== Task requirements ==
When you repeat the material, keep each line exact and omit the pictures.

== Dataset records ==
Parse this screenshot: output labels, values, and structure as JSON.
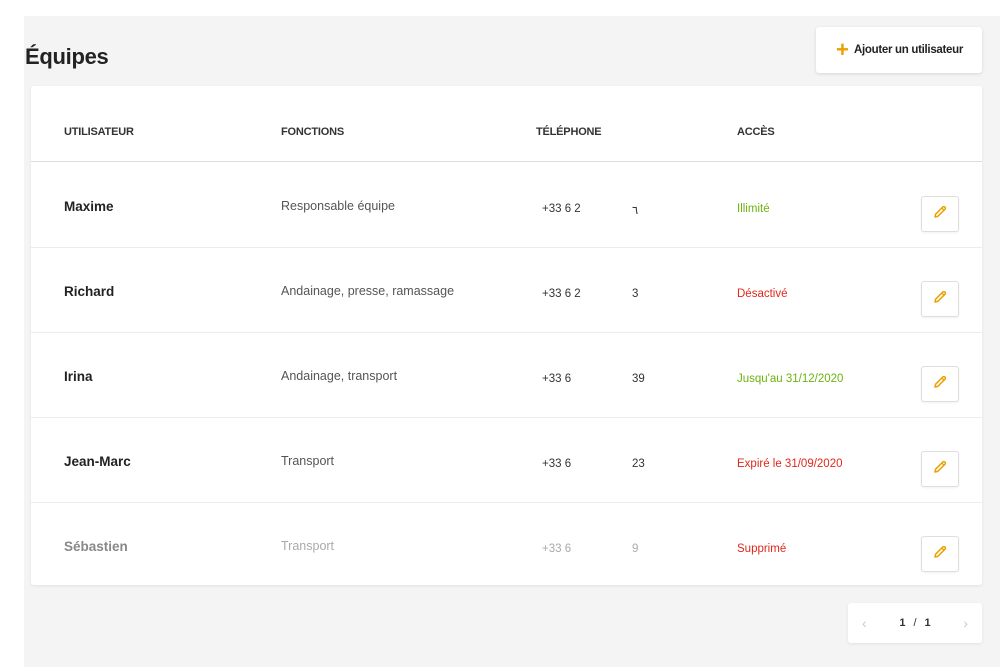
{
  "page": {
    "title": "Équipes"
  },
  "toolbar": {
    "add_icon": "plus-icon",
    "add_label": "Ajouter un utilisateur",
    "accent": "#e8a100"
  },
  "table": {
    "headers": {
      "user": "UTILISATEUR",
      "functions": "FONCTIONS",
      "phone": "TÉLÉPHONE",
      "access": "ACCÈS"
    },
    "rows": [
      {
        "name": "Maxime",
        "functions": "Responsable équipe",
        "phone_start": "+33 6 2",
        "phone_end": "٦",
        "access": "Illimité",
        "access_color": "#6cb30f",
        "edit_icon": "pencil-icon"
      },
      {
        "name": "Richard",
        "functions": "Andainage, presse, ramassage",
        "phone_start": "+33 6 2",
        "phone_end": "3",
        "access": "Désactivé",
        "access_color": "#e0281c",
        "edit_icon": "pencil-icon"
      },
      {
        "name": "Irina",
        "functions": "Andainage, transport",
        "phone_start": "+33 6",
        "phone_end": "39",
        "access": "Jusqu'au 31/12/2020",
        "access_color": "#6cb30f",
        "edit_icon": "pencil-icon"
      },
      {
        "name": "Jean-Marc",
        "functions": "Transport",
        "phone_start": "+33 6",
        "phone_end": "23",
        "access": "Expiré le 31/09/2020",
        "access_color": "#e0281c",
        "edit_icon": "pencil-icon"
      },
      {
        "name": "Sébastien",
        "functions": "Transport",
        "phone_start": "+33 6",
        "phone_end": "9",
        "access": "Supprimé",
        "access_color": "#e0281c",
        "edit_icon": "pencil-icon"
      }
    ]
  },
  "pagination": {
    "current": "1",
    "separator": "/",
    "total": "1",
    "prev_icon": "chevron-left-icon",
    "next_icon": "chevron-right-icon"
  }
}
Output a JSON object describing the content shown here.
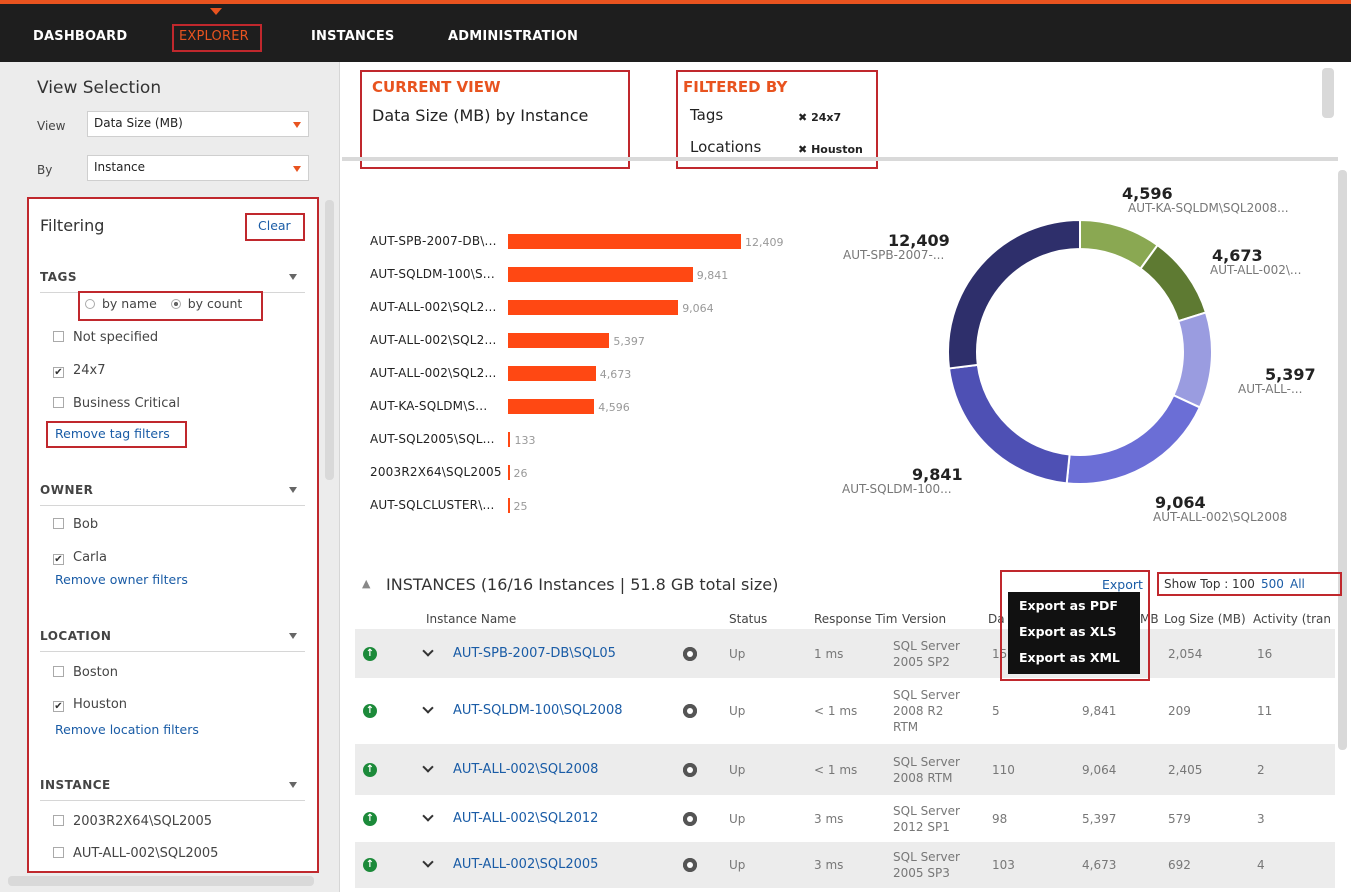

== Written response ==
Parse this screenshot: output labels, values, and structure as JSON.
{
  "page": {
    "title": "Équipes"
  },
  "toolbar": {
    "add_icon": "plus-icon",
    "add_label": "Ajouter un utilisateur",
    "accent": "#e8a100"
  },
  "table": {
    "headers": {
      "user": "UTILISATEUR",
      "functions": "FONCTIONS",
      "phone": "TÉLÉPHONE",
      "access": "ACCÈS"
    },
    "rows": [
      {
        "name": "Maxime",
        "functions": "Responsable équipe",
        "phone_start": "+33 6 2",
        "phone_end": "٦",
        "access": "Illimité",
        "access_color": "#6cb30f",
        "edit_icon": "pencil-icon"
      },
      {
        "name": "Richard",
        "functions": "Andainage, presse, ramassage",
        "phone_start": "+33 6 2",
        "phone_end": "3",
        "access": "Désactivé",
        "access_color": "#e0281c",
        "edit_icon": "pencil-icon"
      },
      {
        "name": "Irina",
        "functions": "Andainage, transport",
        "phone_start": "+33 6",
        "phone_end": "39",
        "access": "Jusqu'au 31/12/2020",
        "access_color": "#6cb30f",
        "edit_icon": "pencil-icon"
      },
      {
        "name": "Jean-Marc",
        "functions": "Transport",
        "phone_start": "+33 6",
        "phone_end": "23",
        "access": "Expiré le 31/09/2020",
        "access_color": "#e0281c",
        "edit_icon": "pencil-icon"
      },
      {
        "name": "Sébastien",
        "functions": "Transport",
        "phone_start": "+33 6",
        "phone_end": "9",
        "access": "Supprimé",
        "access_color": "#e0281c",
        "edit_icon": "pencil-icon"
      }
    ]
  },
  "pagination": {
    "current": "1",
    "separator": "/",
    "total": "1",
    "prev_icon": "chevron-left-icon",
    "next_icon": "chevron-right-icon"
  }
}
Output a JSON object describing the content shown here.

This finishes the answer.